I'm curious about your opinion about the future of EJB's. With Java EE 6 we received a very powerful technology which is a CDI.
Do you think that in the future EJB 3.2 (or even in next versions) the EJB should be modified to such degree that i.e. the transactions support would become easily available not only to the EJB's but also to the CDI managed beans?
Nowadays we've got EJB interceptors and CDI interceptors and decorators. We've got SLSB, SFSB and singleton beans and on the other hand we've got request, session and conversational CDI scoped beans.
It's quite hard for the Java EE newcomers to understand that under the Java EE umbrella we've got so many technologies that somehow overlaps each other responsibilities.
How do you think this situation -- and specification -- will evolve?
And the last question (yeah, I know - it's a cliché!): if, next to you, you would have a Spring developer who is used to the Spring approach, would you try to convince him to switch to or at least take a look at the EJB's 3.1? Do you think that besides the no-vendor-locking argument, EJB's still have something to offer for such developers?
Do you think that it's possible that the Spring and Java EE technologies would become an allies (or maybe they're already are?)
Thanks in advance for your time!

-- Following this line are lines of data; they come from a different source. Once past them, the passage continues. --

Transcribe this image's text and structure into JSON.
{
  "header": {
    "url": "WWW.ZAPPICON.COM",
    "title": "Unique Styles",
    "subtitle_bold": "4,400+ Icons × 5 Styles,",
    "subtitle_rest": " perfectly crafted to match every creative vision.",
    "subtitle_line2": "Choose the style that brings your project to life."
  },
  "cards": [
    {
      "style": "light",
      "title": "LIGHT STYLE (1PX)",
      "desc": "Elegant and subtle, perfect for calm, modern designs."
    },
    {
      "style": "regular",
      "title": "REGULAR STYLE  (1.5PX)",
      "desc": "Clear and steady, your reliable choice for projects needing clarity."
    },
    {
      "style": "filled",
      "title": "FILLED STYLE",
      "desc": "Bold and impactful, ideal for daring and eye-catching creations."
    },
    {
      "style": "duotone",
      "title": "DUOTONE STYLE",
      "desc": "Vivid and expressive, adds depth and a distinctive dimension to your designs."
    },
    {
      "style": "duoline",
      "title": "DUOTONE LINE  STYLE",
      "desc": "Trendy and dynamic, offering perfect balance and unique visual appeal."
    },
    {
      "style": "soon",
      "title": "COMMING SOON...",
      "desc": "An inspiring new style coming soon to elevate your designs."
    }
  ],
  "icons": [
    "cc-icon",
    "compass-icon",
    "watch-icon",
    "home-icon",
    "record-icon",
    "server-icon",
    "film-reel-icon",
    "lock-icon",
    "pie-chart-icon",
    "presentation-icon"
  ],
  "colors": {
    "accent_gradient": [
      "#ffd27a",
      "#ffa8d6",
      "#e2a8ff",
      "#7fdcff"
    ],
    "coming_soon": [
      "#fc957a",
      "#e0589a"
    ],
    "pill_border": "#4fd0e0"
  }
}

OCP Java SE 6 Programmer, OCM Java SE 6 Developer, OCE Java EE 6 JSPSD, OCE Java EE 6 EJBD, OCE Java EE 6 JPAD, Spring 3.0 Core Professional.
With regards to the future of EJB see: http://www.coderanch.com/t/548607/EJB-JEE/java/EJB-CookBook-next-EJB. Part of this effort should address the "Alignment and integration with the simplifications and enhancements made by related JSRs within the Java EE 7 Platform umbrella (e.g., CDI, JMS, Bean Validation, ...)". Hopefully this will minimize the confusion of some many related approaches offered by EE. It will get better but there will always be the legacy code to deal with.
We should always keep an open mind with regards to new and different technology. That is part of what makes this such as interesting field to be in. EJBs are probably better integrated with other technologies than Spring. Regardless, there are many factors other than technology that goes into the decision making process. I don't see Spring and EJB so much as enemies as simply different approaches to solving a common set of problems.